[Work required]:
The only acceptable output is every entry, printed exactly.

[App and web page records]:
================

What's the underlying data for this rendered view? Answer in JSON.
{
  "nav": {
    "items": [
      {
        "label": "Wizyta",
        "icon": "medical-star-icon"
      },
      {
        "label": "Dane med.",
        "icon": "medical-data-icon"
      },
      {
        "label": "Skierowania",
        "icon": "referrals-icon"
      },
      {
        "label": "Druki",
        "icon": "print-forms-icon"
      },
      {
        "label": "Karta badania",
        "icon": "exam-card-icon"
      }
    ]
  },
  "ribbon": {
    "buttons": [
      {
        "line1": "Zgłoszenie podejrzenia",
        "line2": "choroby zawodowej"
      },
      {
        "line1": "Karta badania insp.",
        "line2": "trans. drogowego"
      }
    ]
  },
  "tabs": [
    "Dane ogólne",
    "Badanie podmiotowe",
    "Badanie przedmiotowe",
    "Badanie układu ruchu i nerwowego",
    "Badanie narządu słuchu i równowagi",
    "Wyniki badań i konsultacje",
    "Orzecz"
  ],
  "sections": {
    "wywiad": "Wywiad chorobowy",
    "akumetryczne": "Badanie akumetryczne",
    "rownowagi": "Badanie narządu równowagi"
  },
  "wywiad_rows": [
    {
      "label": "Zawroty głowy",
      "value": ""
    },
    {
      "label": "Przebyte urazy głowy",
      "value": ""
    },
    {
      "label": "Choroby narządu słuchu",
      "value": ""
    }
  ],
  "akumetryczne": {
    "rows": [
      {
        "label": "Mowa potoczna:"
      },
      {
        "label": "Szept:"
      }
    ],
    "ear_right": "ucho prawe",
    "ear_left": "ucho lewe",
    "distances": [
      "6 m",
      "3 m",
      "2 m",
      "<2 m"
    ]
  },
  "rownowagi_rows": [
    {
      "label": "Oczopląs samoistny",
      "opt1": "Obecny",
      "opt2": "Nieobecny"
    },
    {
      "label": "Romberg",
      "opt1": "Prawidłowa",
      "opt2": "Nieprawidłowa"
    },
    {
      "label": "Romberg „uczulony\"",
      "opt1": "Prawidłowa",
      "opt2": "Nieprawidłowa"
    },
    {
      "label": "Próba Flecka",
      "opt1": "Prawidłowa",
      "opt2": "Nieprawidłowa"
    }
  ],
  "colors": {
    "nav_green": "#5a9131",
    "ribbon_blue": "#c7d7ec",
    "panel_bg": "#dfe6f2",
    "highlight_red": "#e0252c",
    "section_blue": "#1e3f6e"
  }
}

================

[Response for this exercise]:
What's the underlying data for this rendered view? Answer in JSON.
{
  "nav": {
    "items": [
      {
        "label": "Wizyta",
        "icon": "medical-star-icon"
      },
      {
        "label": "Dane med.",
        "icon": "medical-data-icon"
      },
      {
        "label": "Skierowania",
        "icon": "referrals-icon"
      },
      {
        "label": "Druki",
        "icon": "print-forms-icon"
      },
      {
        "label": "Karta badania",
        "icon": "exam-card-icon"
      }
    ]
  },
  "ribbon": {
    "buttons": [
      {
        "line1": "Zgłoszenie podejrzenia",
        "line2": "choroby zawodowej"
      },
      {
        "line1": "Karta badania insp.",
        "line2": "trans. drogowego"
      }
    ]
  },
  "tabs": [
    "Dane ogólne",
    "Badanie podmiotowe",
    "Badanie przedmiotowe",
    "Badanie układu ruchu i nerwowego",
    "Badanie narządu słuchu i równowagi",
    "Wyniki badań i konsultacje",
    "Orzecz"
  ],
  "sections": {
    "wywiad": "Wywiad chorobowy",
    "akumetryczne": "Badanie akumetryczne",
    "rownowagi": "Badanie narządu równowagi"
  },
  "wywiad_rows": [
    {
      "label": "Zawroty głowy",
      "value": ""
    },
    {
      "label": "Przebyte urazy głowy",
      "value": ""
    },
    {
      "label": "Choroby narządu słuchu",
      "value": ""
    }
  ],
  "akumetryczne": {
    "rows": [
      {
        "label": "Mowa potoczna:"
      },
      {
        "label": "Szept:"
      }
    ],
    "ear_right": "ucho prawe",
    "ear_left": "ucho lewe",
    "distances": [
      "6 m",
      "3 m",
      "2 m",
      "<2 m"
    ]
  },
  "rownowagi_rows": [
    {
      "label": "Oczopląs samoistny",
      "opt1": "Obecny",
      "opt2": "Nieobecny"
    },
    {
      "label": "Romberg",
      "opt1": "Prawidłowa",
      "opt2": "Nieprawidłowa"
    },
    {
      "label": "Romberg „uczulony\"",
      "opt1": "Prawidłowa",
      "opt2": "Nieprawidłowa"
    },
    {
      "label": "Próba Flecka",
      "opt1": "Prawidłowa",
      "opt2": "Nieprawidłowa"
    }
  ],
  "colors": {
    "nav_green": "#5a9131",
    "ribbon_blue": "#c7d7ec",
    "panel_bg": "#dfe6f2",
    "highlight_red": "#e0252c",
    "section_blue": "#1e3f6e"
  }
}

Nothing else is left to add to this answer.